Giving Birds a Helping Hand This Winter: Bird Expert Edi Crosby Gives Tips to Help Our Feathered Friends

By Edi Crosby


Editor’s Note: Edi Crosby is the owner of WingN’It, a local wild bird and gift store located in “The Red Caboose” in downtown Banner Elk.

“We have all you need to help keep birds fed and happy this winter,” Crosby said. “Along with bird seed, we have an exciting array of bird feeders and birdhouses for you to choose from.  We have the best wild bird feeder selection in the High Country!”

For more information about the shop, visit the website here or call 828-898-5008. Here is what Crosby has to say about keeping our feathered friends happy this season.

Dec. 9, 2014. One of the best ways to show your love for birds during the cold weather season is to provide food for them, when they cannot find a natural food supply. Feeding the birds is a rewarding and enjoyable hobby. Keep your feeders full since many birds will rely on it as a regular place to eat.

Clean off feeders, platforms and perches after each snowfall so deed is easily accessible. Leave nesting boxes and birdhouses up all year round to provide winter roosting sites.

Although birds are covered in layers of insulating feathers, they have a high metabolism and need plenty of food to stay warm and active. On cold, wintry days, most birds fluff up their feathers, creating air pockets, which help keep the birds warm. The more air spaces, the better the insulation. Some birds perch on one leg, drawing the other leg to the breast for warmth.

There are a couple of bird food staples that you will want to keep out year round.
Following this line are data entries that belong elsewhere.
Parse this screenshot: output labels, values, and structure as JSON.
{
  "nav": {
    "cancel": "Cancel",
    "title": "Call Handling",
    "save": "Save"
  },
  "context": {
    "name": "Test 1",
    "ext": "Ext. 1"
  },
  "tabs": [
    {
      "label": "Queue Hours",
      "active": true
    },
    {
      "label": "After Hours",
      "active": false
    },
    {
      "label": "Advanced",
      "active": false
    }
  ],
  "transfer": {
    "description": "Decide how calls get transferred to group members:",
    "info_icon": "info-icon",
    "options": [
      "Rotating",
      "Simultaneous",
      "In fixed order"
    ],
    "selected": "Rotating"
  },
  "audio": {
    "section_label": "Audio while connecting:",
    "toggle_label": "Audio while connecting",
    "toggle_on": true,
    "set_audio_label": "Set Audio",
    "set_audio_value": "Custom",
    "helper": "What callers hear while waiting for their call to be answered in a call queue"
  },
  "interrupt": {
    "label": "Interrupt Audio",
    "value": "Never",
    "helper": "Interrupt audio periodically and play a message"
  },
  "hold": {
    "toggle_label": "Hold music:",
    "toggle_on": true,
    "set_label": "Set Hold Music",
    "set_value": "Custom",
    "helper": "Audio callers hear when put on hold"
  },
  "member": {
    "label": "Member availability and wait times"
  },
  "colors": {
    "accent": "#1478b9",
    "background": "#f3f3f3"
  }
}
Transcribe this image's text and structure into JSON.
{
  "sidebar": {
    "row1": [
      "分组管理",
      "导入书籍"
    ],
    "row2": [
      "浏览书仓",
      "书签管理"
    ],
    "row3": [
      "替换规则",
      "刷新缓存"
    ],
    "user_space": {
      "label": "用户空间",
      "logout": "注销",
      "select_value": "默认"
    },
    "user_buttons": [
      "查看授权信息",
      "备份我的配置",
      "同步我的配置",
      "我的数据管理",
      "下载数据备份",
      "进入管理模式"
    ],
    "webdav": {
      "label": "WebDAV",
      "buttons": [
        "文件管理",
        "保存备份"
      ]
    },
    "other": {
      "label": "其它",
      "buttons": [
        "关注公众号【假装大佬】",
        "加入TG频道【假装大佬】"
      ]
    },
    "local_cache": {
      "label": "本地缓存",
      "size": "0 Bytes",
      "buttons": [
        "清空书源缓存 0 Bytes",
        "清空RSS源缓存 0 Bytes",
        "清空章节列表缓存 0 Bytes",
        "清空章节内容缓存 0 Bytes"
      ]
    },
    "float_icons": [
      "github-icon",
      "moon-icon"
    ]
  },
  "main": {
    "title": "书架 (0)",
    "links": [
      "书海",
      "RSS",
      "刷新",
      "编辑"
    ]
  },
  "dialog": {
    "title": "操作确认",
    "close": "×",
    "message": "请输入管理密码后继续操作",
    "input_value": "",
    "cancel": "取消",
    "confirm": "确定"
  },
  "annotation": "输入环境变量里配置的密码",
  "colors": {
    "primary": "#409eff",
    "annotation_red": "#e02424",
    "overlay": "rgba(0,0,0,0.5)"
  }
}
A mixed seed with black oil sunflower seed is the all-around go-to for backyard bird feeding. It will attract the widest variety of species to your yard. And remember – keep your thistle feeders out too. Goldfinches, Purple Finches, House Finches and Juncos will eat them all year round. Mine are covered as soon as the cold mornings set in!

Suet is one of the most important foods you can offer birds in winter. As we all know by now, birds need quality, high-calorie food all year long. In winter, birds can seek out seeds and berries that have remained on plants and trees, but finding sources of fat under a blanket of snow is almost impossible at a time when birds need this food the most. If squirrels are trying to eat your suet, try cakes containing hot pepper.

Peanuts will help attract Tufted Titmice, Blue Jays, Crows and will help you to manage your squirrel problem. If you are feeding birds you will attract squirrels, there is no doubt about that. So, why not make peace with the furry tailed rats by offering them peanuts? It beats them raiding your feeders, and, in some cases, destroying the feeders altogether.

Birds are much more likely to die from dehydration in cold weather than lack of food. People often overlook the need for fresh water, especially during the winter season. Although natural food sources are scarce during the winter, dehydration can be an even bigger threat to birds than starvation. With freezing cold temperatures ahead of us, we can give birds access to unfrozen water right in your backyards by providing a heated birdbath. If you already have a birdbath that you like, but it doesn’t keep the water from freezing in winter, you can add a de-cier, a heating element that sits down in the basin an is an economical way to transform your present birdbath into something that will function in winter. Heated bird baths are also available at local bird stores.

Wintering birds have done quite well in order to survive the coldest months. They’ve also learned to rely heavily upon humans for food, water and shelter. The more we chip in and help, the better their chances of survival.